FREE PUBLIC EVENT: CSCA’s Toronto & Montréal chapters present an online lecture by Denis O. Lamoureux (Professor of Science & Religion at St. Joseph’s College, University of Alberta), followed by Q&A.
Denis O. Lamoureux
"The Bible and Ancient Science: Principles of Interpretation"
Thursday | 7:30 pm EST | Zoom | Registration required (free)
The Bible and Ancient Science: Principles of Interpretation

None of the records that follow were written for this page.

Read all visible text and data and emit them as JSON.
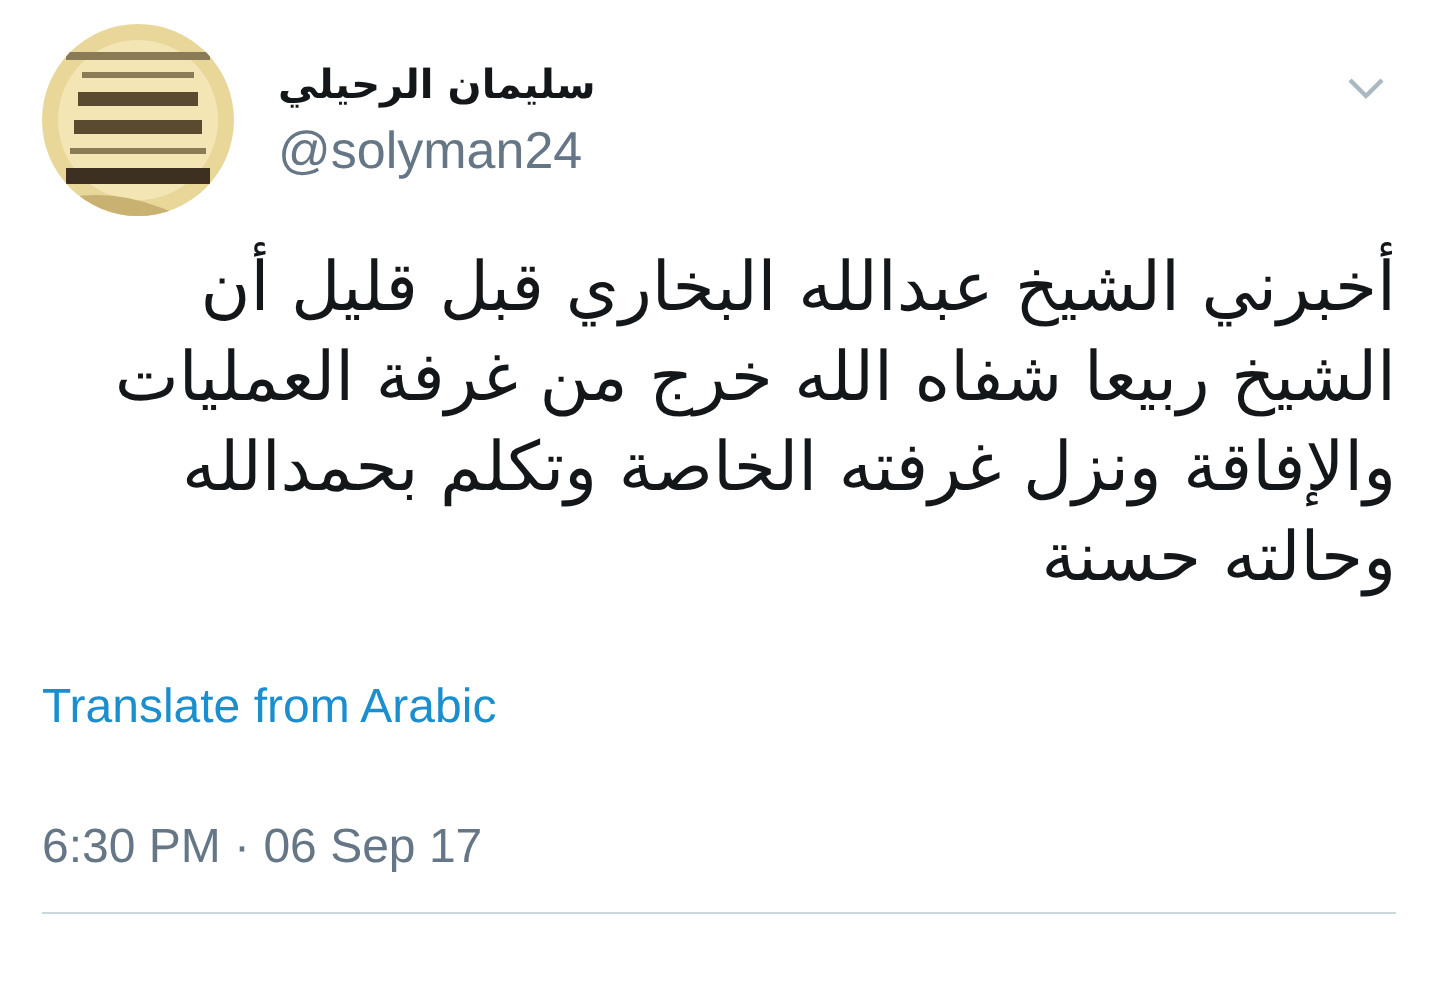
{
  "author": {
    "name": "سليمان الرحيلي",
    "handle": "@solyman24"
  },
  "tweet": {
    "text": "أخبرني الشيخ عبدالله البخاري قبل قليل أن الشيخ ربيعا شفاه الله خرج من غرفة العمليات والإفاقة ونزل غرفته الخاصة وتكلم بحمدالله وحالته حسنة",
    "translate_link": "Translate from Arabic",
    "timestamp": "6:30 PM · 06 Sep 17"
  }
}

Theologian-scientist Denis Lamoureux suggests a common assumption of biblical interpretation fuels the misperception that science and religion are in conflict. Many Christians think that Scripture is supposed to align with science in some manner, but Lamoureux demonstrates that the Bible reflects ‘ancient science’ that disproves the idea — and the necessity — of ‘scientific concordism.’ During the Holy Spirit’s inspiration of Scripture, Lamoureux argues, the Spirit came down to the level of the biblical writers and allowed them to use the ‘science-of-the-day’ as a perfect vessel for delivering life-changing, inerrant spiritual truths. In Dr. Lamoureux’s newest book, The Bible & Ancient Science: Principles of Interpretation, he explains how moving beyond concordism leads to a peaceful and God-honoring relationship between modern science and our Christian faith.

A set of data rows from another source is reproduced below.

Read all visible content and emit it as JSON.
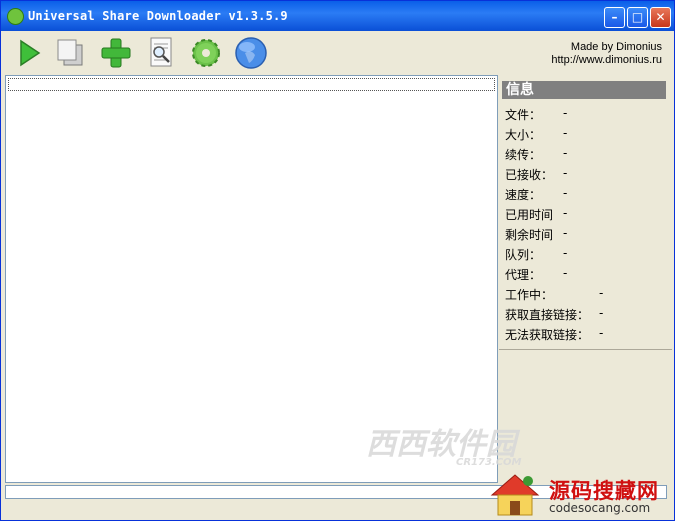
{
  "window": {
    "title": "Universal Share Downloader v1.3.5.9",
    "buttons": {
      "minimize": "–",
      "maximize": "□",
      "close": "✕"
    }
  },
  "toolbar": {
    "tools": [
      "play-icon",
      "copy-icon",
      "add-icon",
      "search-document-icon",
      "settings-gear-icon",
      "globe-icon"
    ],
    "credit_line1": "Made by Dimonius",
    "credit_line2": "http://www.dimonius.ru"
  },
  "info_panel": {
    "header": "信息",
    "rows": [
      {
        "label": "文件：",
        "value": "-"
      },
      {
        "label": "大小：",
        "value": "-"
      },
      {
        "label": "续传：",
        "value": "-"
      },
      {
        "label": "已接收：",
        "value": "-"
      },
      {
        "label": "速度：",
        "value": "-"
      },
      {
        "label": "已用时间",
        "value": "-"
      },
      {
        "label": "剩余时间",
        "value": "-"
      },
      {
        "label": "队列：",
        "value": "-"
      },
      {
        "label": "代理：",
        "value": "-"
      },
      {
        "label": "工作中：",
        "value": "-"
      },
      {
        "label": "获取直接链接：",
        "value": "-"
      },
      {
        "label": "无法获取链接：",
        "value": "-"
      }
    ]
  },
  "colors": {
    "titlebar": "#0a5fe8",
    "panel_header": "#808080",
    "window_bg": "#ece9d8"
  },
  "watermarks": {
    "cr173_text": "西西软件园",
    "cr173_sub": "CR173.COM",
    "site_cn": "源码搜藏网",
    "site_url": "codesocang.com"
  }
}
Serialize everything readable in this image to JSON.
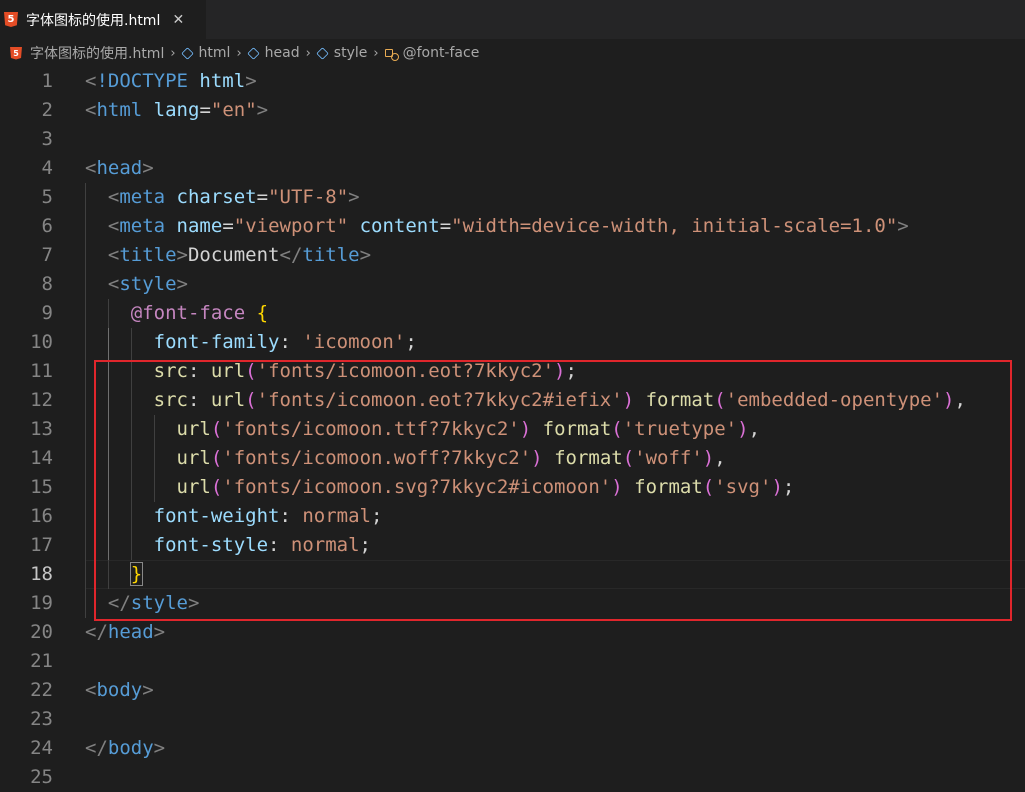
{
  "tab": {
    "icon": "html5-icon",
    "badge": "5",
    "title": "字体图标的使用.html",
    "close": "✕"
  },
  "breadcrumb": [
    {
      "label": "字体图标的使用.html",
      "icon": "html5-icon"
    },
    {
      "label": "html",
      "icon": "cube-icon"
    },
    {
      "label": "head",
      "icon": "cube-icon"
    },
    {
      "label": "style",
      "icon": "cube-icon"
    },
    {
      "label": "@font-face",
      "icon": "symbol-icon"
    }
  ],
  "separator": "›",
  "active_line": 18,
  "lines": [
    {
      "n": "1",
      "indent": 0,
      "tokens": [
        [
          "punc",
          "<"
        ],
        [
          "tag",
          "!DOCTYPE"
        ],
        [
          "text",
          " "
        ],
        [
          "attr",
          "html"
        ],
        [
          "punc",
          ">"
        ]
      ]
    },
    {
      "n": "2",
      "indent": 0,
      "tokens": [
        [
          "punc",
          "<"
        ],
        [
          "tag",
          "html"
        ],
        [
          "text",
          " "
        ],
        [
          "attr",
          "lang"
        ],
        [
          "text",
          "="
        ],
        [
          "str",
          "\"en\""
        ],
        [
          "punc",
          ">"
        ]
      ]
    },
    {
      "n": "3",
      "indent": 0,
      "tokens": []
    },
    {
      "n": "4",
      "indent": 0,
      "tokens": [
        [
          "punc",
          "<"
        ],
        [
          "tag",
          "head"
        ],
        [
          "punc",
          ">"
        ]
      ]
    },
    {
      "n": "5",
      "indent": 1,
      "tokens": [
        [
          "punc",
          "<"
        ],
        [
          "tag",
          "meta"
        ],
        [
          "text",
          " "
        ],
        [
          "attr",
          "charset"
        ],
        [
          "text",
          "="
        ],
        [
          "str",
          "\"UTF-8\""
        ],
        [
          "punc",
          ">"
        ]
      ]
    },
    {
      "n": "6",
      "indent": 1,
      "tokens": [
        [
          "punc",
          "<"
        ],
        [
          "tag",
          "meta"
        ],
        [
          "text",
          " "
        ],
        [
          "attr",
          "name"
        ],
        [
          "text",
          "="
        ],
        [
          "str",
          "\"viewport\""
        ],
        [
          "text",
          " "
        ],
        [
          "attr",
          "content"
        ],
        [
          "text",
          "="
        ],
        [
          "str",
          "\"width=device-width, initial-scale=1.0\""
        ],
        [
          "punc",
          ">"
        ]
      ]
    },
    {
      "n": "7",
      "indent": 1,
      "tokens": [
        [
          "punc",
          "<"
        ],
        [
          "tag",
          "title"
        ],
        [
          "punc",
          ">"
        ],
        [
          "text",
          "Document"
        ],
        [
          "punc",
          "</"
        ],
        [
          "tag",
          "title"
        ],
        [
          "punc",
          ">"
        ]
      ]
    },
    {
      "n": "8",
      "indent": 1,
      "tokens": [
        [
          "punc",
          "<"
        ],
        [
          "tag",
          "style"
        ],
        [
          "punc",
          ">"
        ]
      ]
    },
    {
      "n": "9",
      "indent": 2,
      "tokens": [
        [
          "at",
          "@font-face"
        ],
        [
          "text",
          " "
        ],
        [
          "brace",
          "{"
        ]
      ]
    },
    {
      "n": "10",
      "indent": 3,
      "tokens": [
        [
          "prop",
          "font-family"
        ],
        [
          "text",
          ": "
        ],
        [
          "str",
          "'icomoon'"
        ],
        [
          "text",
          ";"
        ]
      ]
    },
    {
      "n": "11",
      "indent": 3,
      "tokens": [
        [
          "fn",
          "src"
        ],
        [
          "text",
          ": "
        ],
        [
          "fn",
          "url"
        ],
        [
          "paren",
          "("
        ],
        [
          "str",
          "'fonts/icomoon.eot?7kkyc2'"
        ],
        [
          "paren",
          ")"
        ],
        [
          "text",
          ";"
        ]
      ]
    },
    {
      "n": "12",
      "indent": 3,
      "tokens": [
        [
          "fn",
          "src"
        ],
        [
          "text",
          ": "
        ],
        [
          "fn",
          "url"
        ],
        [
          "paren",
          "("
        ],
        [
          "str",
          "'fonts/icomoon.eot?7kkyc2#iefix'"
        ],
        [
          "paren",
          ")"
        ],
        [
          "text",
          " "
        ],
        [
          "fn",
          "format"
        ],
        [
          "paren",
          "("
        ],
        [
          "str",
          "'embedded-opentype'"
        ],
        [
          "paren",
          ")"
        ],
        [
          "text",
          ","
        ]
      ]
    },
    {
      "n": "13",
      "indent": 4,
      "tokens": [
        [
          "fn",
          "url"
        ],
        [
          "paren",
          "("
        ],
        [
          "str",
          "'fonts/icomoon.ttf?7kkyc2'"
        ],
        [
          "paren",
          ")"
        ],
        [
          "text",
          " "
        ],
        [
          "fn",
          "format"
        ],
        [
          "paren",
          "("
        ],
        [
          "str",
          "'truetype'"
        ],
        [
          "paren",
          ")"
        ],
        [
          "text",
          ","
        ]
      ]
    },
    {
      "n": "14",
      "indent": 4,
      "tokens": [
        [
          "fn",
          "url"
        ],
        [
          "paren",
          "("
        ],
        [
          "str",
          "'fonts/icomoon.woff?7kkyc2'"
        ],
        [
          "paren",
          ")"
        ],
        [
          "text",
          " "
        ],
        [
          "fn",
          "format"
        ],
        [
          "paren",
          "("
        ],
        [
          "str",
          "'woff'"
        ],
        [
          "paren",
          ")"
        ],
        [
          "text",
          ","
        ]
      ]
    },
    {
      "n": "15",
      "indent": 4,
      "tokens": [
        [
          "fn",
          "url"
        ],
        [
          "paren",
          "("
        ],
        [
          "str",
          "'fonts/icomoon.svg?7kkyc2#icomoon'"
        ],
        [
          "paren",
          ")"
        ],
        [
          "text",
          " "
        ],
        [
          "fn",
          "format"
        ],
        [
          "paren",
          "("
        ],
        [
          "str",
          "'svg'"
        ],
        [
          "paren",
          ")"
        ],
        [
          "text",
          ";"
        ]
      ]
    },
    {
      "n": "16",
      "indent": 3,
      "tokens": [
        [
          "prop",
          "font-weight"
        ],
        [
          "text",
          ": "
        ],
        [
          "kw",
          "normal"
        ],
        [
          "text",
          ";"
        ]
      ]
    },
    {
      "n": "17",
      "indent": 3,
      "tokens": [
        [
          "prop",
          "font-style"
        ],
        [
          "text",
          ": "
        ],
        [
          "kw",
          "normal"
        ],
        [
          "text",
          ";"
        ]
      ]
    },
    {
      "n": "18",
      "indent": 2,
      "tokens": [
        [
          "brace",
          "}"
        ]
      ]
    },
    {
      "n": "19",
      "indent": 1,
      "tokens": [
        [
          "punc",
          "</"
        ],
        [
          "tag",
          "style"
        ],
        [
          "punc",
          ">"
        ]
      ]
    },
    {
      "n": "20",
      "indent": 0,
      "tokens": [
        [
          "punc",
          "</"
        ],
        [
          "tag",
          "head"
        ],
        [
          "punc",
          ">"
        ]
      ]
    },
    {
      "n": "21",
      "indent": 0,
      "tokens": []
    },
    {
      "n": "22",
      "indent": 0,
      "tokens": [
        [
          "punc",
          "<"
        ],
        [
          "tag",
          "body"
        ],
        [
          "punc",
          ">"
        ]
      ]
    },
    {
      "n": "23",
      "indent": 0,
      "tokens": []
    },
    {
      "n": "24",
      "indent": 0,
      "tokens": [
        [
          "punc",
          "</"
        ],
        [
          "tag",
          "body"
        ],
        [
          "punc",
          ">"
        ]
      ]
    },
    {
      "n": "25",
      "indent": 0,
      "tokens": []
    }
  ]
}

Dr. Denis O. Lamoureux is Professor of Science & Religion at St. Joseph’s College, University of Alberta. Lamoureux’s appointment is the first tenure-track position in Canada dedicated to teaching and research on the relationship between scientific discovery and Christian faith. His academic specialty — undergirded by three doctoral degrees in dentistry, theology, and biology — focuses on the modern origins controversy. Lamoureux embraces the time-honoured belief that there are two major sources of Divine revelation—the Book of God’s Words and the Book of God’s Works. The Bible and the physical world complement each other. Science reveals how the Creator made this spectacular design-reflecting world, while Holy Scripture declares precisely who created it. Together, the Two Divine Books complement each other; alone they are incomplete. Lamoureux is a Fellow of the American Scientific Affiliation (ASA) and cited in the Who’s Who of Theology and Science. He is also a member of the Evangelical Theology Society. Lamoureux lectures throughout Canada and the U.S. in both Christian and public academic institutions. In 2001 and 2006, he received teaching awards from the University of Alberta Students’ Union. Lamoureux’s award-winning introductory course on the relationship between science and religion, CHRTC 350: Science and Religion, is available online.